      system, for that climate, and such a small house. This is
      coming from a professional designer, of super high
      efficiency houses, with 35 years of experience. In the
      northern climates where I do most of my work
      (currently in Minnesota, Michigan, Indiana, New
      York, Nova Scotia, and Massachusetts), I typically
      use foot thick walls, of dense packed cellulose
      (R40+). But, for this little house in such a mild
      climate 2x4s (advanced framing, 24"oc), fiber-
      -glass insulation (use R13 or 15 if you want a
      higher Rvalue, and can find it at a good price),
      and foam (R5+), is the formula that I feel is ideal.
      It was a good choice by the owner-builder.

      BTW....I did find the foundation to be very overbuilt,
      and wasteful of both materials and labor. It was typical
      of amateur designers, who are unsure of where to invest
      the resources, and where not to put them. Without
      having more details, I would likely have recommended
      building it on piers. There seemed to be no reason
      for such an elaborate foundation. Those are
      very expensive design decisions.

      -Laren Corie-
      Natural Solar Building Design and
      Solar Heating/Natural Cooling/Energy
      Efficiency Consultation Since 1975
      www.ThermalAttic.com

      Read my Solar house design articles in:
      -Energy Self-Sufficiency Newsletter-
      www.rebelwolf.com/essn.html

      Home base-LittleHouses YahooGroup
      http://groups.yahoo.com/group/LittleHouses/

      Founder-WoodGas - Power from wood
      http://groups.yahoo.com/group/WoodGas
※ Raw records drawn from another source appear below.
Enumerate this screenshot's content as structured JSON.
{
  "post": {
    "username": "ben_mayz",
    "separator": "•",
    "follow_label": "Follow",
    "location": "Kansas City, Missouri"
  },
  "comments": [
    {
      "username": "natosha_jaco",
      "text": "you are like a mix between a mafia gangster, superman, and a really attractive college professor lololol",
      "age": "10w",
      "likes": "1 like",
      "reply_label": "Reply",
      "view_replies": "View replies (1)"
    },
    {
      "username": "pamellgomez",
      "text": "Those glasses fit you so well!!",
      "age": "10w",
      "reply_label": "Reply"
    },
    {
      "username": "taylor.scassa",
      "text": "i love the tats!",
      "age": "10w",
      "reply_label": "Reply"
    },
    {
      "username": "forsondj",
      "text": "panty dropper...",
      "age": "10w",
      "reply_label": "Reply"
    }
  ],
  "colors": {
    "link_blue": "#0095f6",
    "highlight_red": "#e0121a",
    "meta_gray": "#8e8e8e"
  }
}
      Founder-RefrigeratorAlternatives YahooGroup
      http://groups.yahoo.com/group/RefrigeratorAlternatives
    • David Neeley
      ... The poster stated the double (sliding glass?) door and the large window are on the South for Winter solar heating. ... Easy to shade, yes...but again the
      Message 2 of 9 , Feb 1 9:37 AM
      • 0 Attachment
        On 02/01/2011 06:40 PM, LarenCorie wrote:
         


        > As I said, though, the design sketch the OP shows has
        > a relatively large glass area for Winter heating through
        > insolation;

        I did not see that. I just saw a drawing of a window that
        might have been facing in any direction. How did you
        interpret that it was facing South? Did I miss something?

        The poster stated the double (sliding glass?) door and the large window are on the South for Winter solar heating.



        > thus, he may be well advised to consider some sort of
        > shade for the glass for the Summer

        Even more so, if the window is facing East or West.
        South facing windows are quite easy to shade.
        (the sun is quite high in the southern sky, in Summer)

        Easy to shade, yes...but again the original drawing shows no roof overhang or other shading mechanism.

        > otherwise he could find it uncomfortably warm
        > without mechanical air conditioning-


        That would depend on the specific climate,
        which will vary widely in northern California.

        When it is 90 outside (not so uncommon in most of those areas), unshaded glass of that magnitude could make things much less comfortable.

        I would suggest in addition to a better-insulated roof that it be built with at least some overhang as well.

        David
      Your message has been successfully submitted and would be delivered to recipients shortly.